The sinking of the South Korean Pohang class corvette Cheonan in March 2010, reportedly by a North Korean submarine, has only emphasized the role South Korean submarines can play in protecting the maritime approaches to South Korea from attacks by North Korean forces. South Korea's submarines play dual roles in this regard. They attempt to detect and monitor for hostile intent from any North Korean maritime vessel but also can be used for the stealthy insertion of special operations forces for sabotage or intelligence purposes.
Though primarily concerned with securing itself against the threat from North Korea, South Korea is seeking to expand its blue water capabilities by acquiring new vessels. South Korea's navy intends to improve its underwater warfare capabilities by steadily bolstering its nine German-built Type 209 submarines with at least nine more sophisticated and air independent propulsion-equipped Type 214 submarines. The South Korean navy already operates three Type 214 submarines and an additional six boats are expected before 2018, which would bring South Korea's total submarine force to 18.
The Australian navy's principle mission is to deny adversaries the use of Australia's maritime approaches while ensuring unimpeded trade to and from the Australian mainland. Seaborne trade is Australia's economic lifeline; more than 75 percent of its exports and imports (by value) travel by sea. While Australia depends on the United States to secure global sea routes, the navy wants to expand its capabilities in the immediate maritime approaches to Australia by upgrading some of its current ships and fielding new vessels.
The submarine, as a particularly cost-effective platform, theoretically is an excellent fit for Australia's needs. However, the country's submarine force has encountered substantial problems. In June 2008, there was a shortage of 37 percent in the number of submariners, and Australia's fleet of six Collins class vessels has been plagued with mechanical problems. The difficulties with the Collins class vessels and the perception of an encroaching China have made the need for a new submarine fleet the subject of governmental and public debate. Australia currently plans to acquire 12 conventional submarines within the next 15 to 20 years.

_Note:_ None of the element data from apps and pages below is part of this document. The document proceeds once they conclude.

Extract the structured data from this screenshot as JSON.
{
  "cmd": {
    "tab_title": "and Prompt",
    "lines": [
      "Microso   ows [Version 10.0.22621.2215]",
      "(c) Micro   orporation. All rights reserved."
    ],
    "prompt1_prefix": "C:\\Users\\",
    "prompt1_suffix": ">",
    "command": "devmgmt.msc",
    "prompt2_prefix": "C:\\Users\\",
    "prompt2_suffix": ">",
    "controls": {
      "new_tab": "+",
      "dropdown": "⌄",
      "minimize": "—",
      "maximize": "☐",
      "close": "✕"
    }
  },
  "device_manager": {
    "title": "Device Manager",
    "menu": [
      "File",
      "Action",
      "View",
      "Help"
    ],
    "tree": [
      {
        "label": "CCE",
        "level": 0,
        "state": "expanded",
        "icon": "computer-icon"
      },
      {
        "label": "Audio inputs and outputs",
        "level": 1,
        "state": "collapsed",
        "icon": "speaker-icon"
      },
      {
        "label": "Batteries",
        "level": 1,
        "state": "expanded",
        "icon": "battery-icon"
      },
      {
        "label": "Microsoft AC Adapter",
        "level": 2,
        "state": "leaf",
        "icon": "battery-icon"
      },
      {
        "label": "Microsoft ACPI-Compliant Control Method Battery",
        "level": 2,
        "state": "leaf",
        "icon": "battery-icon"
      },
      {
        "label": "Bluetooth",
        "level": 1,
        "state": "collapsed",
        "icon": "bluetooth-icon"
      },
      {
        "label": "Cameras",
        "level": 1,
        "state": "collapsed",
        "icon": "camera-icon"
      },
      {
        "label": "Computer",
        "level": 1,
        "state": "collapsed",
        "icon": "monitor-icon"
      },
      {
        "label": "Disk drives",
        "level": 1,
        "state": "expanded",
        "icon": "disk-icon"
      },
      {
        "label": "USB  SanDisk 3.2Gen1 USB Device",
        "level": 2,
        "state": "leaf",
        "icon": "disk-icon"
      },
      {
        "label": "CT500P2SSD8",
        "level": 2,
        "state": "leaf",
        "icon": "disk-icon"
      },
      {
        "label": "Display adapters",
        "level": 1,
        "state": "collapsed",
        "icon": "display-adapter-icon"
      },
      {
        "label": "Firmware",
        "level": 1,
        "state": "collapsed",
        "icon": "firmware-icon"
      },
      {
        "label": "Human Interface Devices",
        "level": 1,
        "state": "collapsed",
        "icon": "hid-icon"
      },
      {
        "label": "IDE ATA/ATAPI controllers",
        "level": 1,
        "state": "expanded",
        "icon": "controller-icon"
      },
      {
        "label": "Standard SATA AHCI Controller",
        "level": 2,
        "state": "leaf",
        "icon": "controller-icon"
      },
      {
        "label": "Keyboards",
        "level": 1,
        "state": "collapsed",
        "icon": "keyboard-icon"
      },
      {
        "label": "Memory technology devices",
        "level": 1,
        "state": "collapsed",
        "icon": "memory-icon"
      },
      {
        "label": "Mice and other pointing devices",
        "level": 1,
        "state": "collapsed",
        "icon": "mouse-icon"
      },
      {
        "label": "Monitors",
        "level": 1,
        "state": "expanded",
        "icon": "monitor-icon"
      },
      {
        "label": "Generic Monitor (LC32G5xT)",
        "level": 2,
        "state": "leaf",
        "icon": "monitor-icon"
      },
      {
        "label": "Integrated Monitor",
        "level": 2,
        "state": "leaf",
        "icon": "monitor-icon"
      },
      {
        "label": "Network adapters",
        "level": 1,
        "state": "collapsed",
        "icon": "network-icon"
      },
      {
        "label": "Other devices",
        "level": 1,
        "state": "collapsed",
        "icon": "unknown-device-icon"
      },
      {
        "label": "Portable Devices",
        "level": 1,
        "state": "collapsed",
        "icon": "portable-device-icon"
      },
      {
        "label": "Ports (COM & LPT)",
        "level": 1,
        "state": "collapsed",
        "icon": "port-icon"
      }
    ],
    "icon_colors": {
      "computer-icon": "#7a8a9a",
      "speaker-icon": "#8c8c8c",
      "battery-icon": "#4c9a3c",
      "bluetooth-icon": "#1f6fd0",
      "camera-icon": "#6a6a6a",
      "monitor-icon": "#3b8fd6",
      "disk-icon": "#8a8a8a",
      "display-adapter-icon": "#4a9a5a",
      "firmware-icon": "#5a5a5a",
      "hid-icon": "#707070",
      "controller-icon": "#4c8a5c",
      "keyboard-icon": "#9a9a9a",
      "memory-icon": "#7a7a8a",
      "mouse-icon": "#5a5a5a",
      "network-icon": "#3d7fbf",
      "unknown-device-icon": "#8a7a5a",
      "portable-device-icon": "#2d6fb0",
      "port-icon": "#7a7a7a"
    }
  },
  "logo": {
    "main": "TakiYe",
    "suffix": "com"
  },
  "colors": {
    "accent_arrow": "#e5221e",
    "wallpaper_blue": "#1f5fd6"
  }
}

Japan, South Korea, Australia and other seafaring powers in the Western Pacific — including China and the United States — have different doctrines based on their specific interests and geopolitical positions. Yet the submarine plays a pivotal role in all these countries' military strategies. As a versatile and cost-effective platform that is useful in numerous contingencies and operations, the submarine will continue to figure prominently in the naval modernization efforts of East Asian maritime powers.